"We are confident that we will emerge from this crisis as a stronger business ready to return to sustainable and profitable growth." Nick Wilkinson (CEO, Dunelm, 16th April 2020)
I have spent a lot of time writing about theory since I started writing my blog back in January 2020. My initial intention had been to take readers on a walk through approach and practicalities, spending a lot of time initially on psychology, then methodology. The rapid change in temperature of the Market at the back end of February 2020 caused me to change direction in my writing. I've written a lot recently about how we can respond as investors in times like these. It was always my intention to move on to application sooner rather than later. I'm now going to start applying some of the theory to real life situations.
As my first company in focus, I thought I'd look at Dunelm (DNLM). I hold no position in it and I don't tip (or am qualified to do so)*. I write simply to educate. However I cannot deny that it is a company that has piqued my interest for some time. The drawback has however been price; it's usually been too expensive for me.
Dunlem has however been hit hard by the Market Crash. It was trading at £7 per share on 20th March 2020. It had hit £14 per share on Valentine's day, only 5 weeks before off the back of a very good report to the Market. What had happened? Well, a lot of shares got sold off heavily in the Panic and certain shares (oil producers and retailers) got hit especially hard. They were seen as the riskiest plays as the Market took a downturn and the sell-off was indiscriminate. It didn't matter how great your business was. If you were in the wrong sector demand for your shares, they slumped.
Dunelm came to my attention as it was one of those retailers that was favoured by my wife. My wife is (by her own admission) a savvy shopper and recognises the benefit of both quality and value. For homewares and furnishings Dunelm rapidly became her number one choice at the expense of the older players (the Department Stores) and the new pretenders (Supermarkets etc.) Only John Lewis came close and you can't buy shares in John Lewis. Legendary investor Peter Lynch writes in his classic One Up on Wall Street that advice from his wife's shopping habits led him to discover great companies on more than one occasion. Of course following this approach alone is not recommended, not least as retail is more brutal than ever as a sector, but the truth is that there will always be some great finds out there and it really isn't a bad place to start.
So why did I like Dunelm when I started to look into it?
- Balance Sheet- Appreciating amount of cash on balance sheet; growing amount of Work Capital (impressive for a high turnover cash retailer); sensible gearing (levels of net debt). Sensible management of lease liabilities.

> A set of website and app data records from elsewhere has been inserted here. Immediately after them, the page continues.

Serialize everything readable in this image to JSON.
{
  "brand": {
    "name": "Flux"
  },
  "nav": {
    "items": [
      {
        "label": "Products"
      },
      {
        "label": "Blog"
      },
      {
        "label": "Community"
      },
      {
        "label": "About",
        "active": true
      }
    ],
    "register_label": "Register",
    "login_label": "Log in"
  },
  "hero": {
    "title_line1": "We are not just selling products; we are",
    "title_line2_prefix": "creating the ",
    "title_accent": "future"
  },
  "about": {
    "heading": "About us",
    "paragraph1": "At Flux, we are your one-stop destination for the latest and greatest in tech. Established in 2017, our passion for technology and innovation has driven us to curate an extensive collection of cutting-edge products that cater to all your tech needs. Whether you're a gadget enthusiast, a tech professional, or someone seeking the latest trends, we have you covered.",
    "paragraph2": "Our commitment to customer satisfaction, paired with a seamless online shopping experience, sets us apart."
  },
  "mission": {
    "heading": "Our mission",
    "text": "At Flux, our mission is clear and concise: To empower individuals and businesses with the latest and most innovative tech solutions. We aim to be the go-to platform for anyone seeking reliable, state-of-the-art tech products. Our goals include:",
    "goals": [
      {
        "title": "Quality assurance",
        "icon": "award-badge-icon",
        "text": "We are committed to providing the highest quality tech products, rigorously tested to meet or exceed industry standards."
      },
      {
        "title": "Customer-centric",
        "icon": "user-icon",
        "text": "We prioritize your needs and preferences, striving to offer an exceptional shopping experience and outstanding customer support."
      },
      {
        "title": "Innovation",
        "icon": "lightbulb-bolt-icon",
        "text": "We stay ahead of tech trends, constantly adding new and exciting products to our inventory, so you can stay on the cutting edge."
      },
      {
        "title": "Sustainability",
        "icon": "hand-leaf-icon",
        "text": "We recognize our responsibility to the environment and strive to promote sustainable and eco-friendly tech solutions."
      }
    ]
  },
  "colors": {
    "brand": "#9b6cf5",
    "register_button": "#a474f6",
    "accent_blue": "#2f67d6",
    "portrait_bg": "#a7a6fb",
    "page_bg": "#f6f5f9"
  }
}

- Growth- increased revenues year on year, growing levels of earnings per share, improving operating margin.
- Dividends- progressive dividends policy, with reasonable coverage by earnings
- Quality- (a key metric for me) a return on capital of over 30%
- Good management- evidence of a strong team in charge with clear focus on tight and focused management of the business
- Strategy- constantly reporting ways in which they are looking to improve the earnings in the business. A good move to online retailing (key to survival for most retailers).
- Consumer demand- potentially quite a recession proof business as they sell everyday items that are needed through good times and bad.
- Competition- main competition seemed to be the Supermarkets (who lack focus on this area and often seem to be more focused on price than quality) and Amazon (who lack the obvious deficiency of physical stores and the need for the item "today" with price being less and less of a factor)
- Position in FTSE- comfortably in the FTSE250 and therefore picked up by Indices
- Decent Healthcheck scores- both Pitroski F-Score and Altman Z2 Scores (Source: Stockopedia)
The main problem for me was the P/E (Profit to Earnings) ratio. It was simply too high. Anything over 20 has (in my very rough estimation) much less wriggle room if things start to go wrong. That's not to say I haven't bought shares on such warm valuations and done well. They usually tend to be very high growth prospects though.
So would I be tempted in now?
The shares are definitely a lot cheaper than they were, so if you really believe in the story then they are as a prospect arguably less risky than they were.
I really liked the Company's statement to the Market on Thursday 16th April 2020. The top management have taken pay cuts. They have made sensible moves to use Government schemes to protect jobs, they have a strategy to re-open some stores safely, their online business is doing well. They have also protected their working capital really well by drawing their full £175m revolving facility and keeping it unused but ready to deploy. As a result the Company will be able to survive a prolonged lockdown.
Looking at the charts today (18th April) both RSI (Relative Strength Index) and MACD (Moving Average Convergence Divergence) look fine. The Share Price is now £8.84, so why Dunlem is not quite the bargain it was on 20th March, it is still only at 62% of its February 2020 high.
On a general level I am nervous about deploying my cash reserves too liberally at present. I can foresee more Market trouble ahead. However there are opportunities to buy quality in times like these and in my humble view Dunelm fits the quality bill at present.
Stay safe and always do your own research.
* This blog is written subject to the usual disclaimer.